▶ _Stored dataset items_
★ ★ ★ ★ ★ ★ ★

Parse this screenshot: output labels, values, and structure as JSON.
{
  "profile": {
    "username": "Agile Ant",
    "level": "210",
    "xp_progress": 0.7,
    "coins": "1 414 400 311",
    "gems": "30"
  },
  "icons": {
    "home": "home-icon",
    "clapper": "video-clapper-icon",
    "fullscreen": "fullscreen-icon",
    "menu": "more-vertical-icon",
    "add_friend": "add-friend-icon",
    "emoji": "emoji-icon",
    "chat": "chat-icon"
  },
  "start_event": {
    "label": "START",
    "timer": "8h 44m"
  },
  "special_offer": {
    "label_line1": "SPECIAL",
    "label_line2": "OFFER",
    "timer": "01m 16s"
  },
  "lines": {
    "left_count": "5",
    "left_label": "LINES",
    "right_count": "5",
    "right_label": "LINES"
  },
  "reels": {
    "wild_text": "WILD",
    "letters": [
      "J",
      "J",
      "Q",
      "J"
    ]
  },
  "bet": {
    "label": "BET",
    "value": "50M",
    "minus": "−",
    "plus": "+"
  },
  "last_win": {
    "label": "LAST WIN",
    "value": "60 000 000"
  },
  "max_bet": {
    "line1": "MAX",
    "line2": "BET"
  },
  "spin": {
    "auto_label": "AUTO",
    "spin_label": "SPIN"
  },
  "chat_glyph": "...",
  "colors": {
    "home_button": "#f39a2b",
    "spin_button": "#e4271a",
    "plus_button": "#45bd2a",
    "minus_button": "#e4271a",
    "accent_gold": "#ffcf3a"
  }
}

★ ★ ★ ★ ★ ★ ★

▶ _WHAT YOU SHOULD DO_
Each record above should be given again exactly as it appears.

▶ _SOLVED PROBLEM_
Parse this screenshot: output labels, values, and structure as JSON.
{
  "profile": {
    "username": "Agile Ant",
    "level": "210",
    "xp_progress": 0.7,
    "coins": "1 414 400 311",
    "gems": "30"
  },
  "icons": {
    "home": "home-icon",
    "clapper": "video-clapper-icon",
    "fullscreen": "fullscreen-icon",
    "menu": "more-vertical-icon",
    "add_friend": "add-friend-icon",
    "emoji": "emoji-icon",
    "chat": "chat-icon"
  },
  "start_event": {
    "label": "START",
    "timer": "8h 44m"
  },
  "special_offer": {
    "label_line1": "SPECIAL",
    "label_line2": "OFFER",
    "timer": "01m 16s"
  },
  "lines": {
    "left_count": "5",
    "left_label": "LINES",
    "right_count": "5",
    "right_label": "LINES"
  },
  "reels": {
    "wild_text": "WILD",
    "letters": [
      "J",
      "J",
      "Q",
      "J"
    ]
  },
  "bet": {
    "label": "BET",
    "value": "50M",
    "minus": "−",
    "plus": "+"
  },
  "last_win": {
    "label": "LAST WIN",
    "value": "60 000 000"
  },
  "max_bet": {
    "line1": "MAX",
    "line2": "BET"
  },
  "spin": {
    "auto_label": "AUTO",
    "spin_label": "SPIN"
  },
  "chat_glyph": "...",
  "colors": {
    "home_button": "#f39a2b",
    "spin_button": "#e4271a",
    "plus_button": "#45bd2a",
    "minus_button": "#e4271a",
    "accent_gold": "#ffcf3a"
  }
}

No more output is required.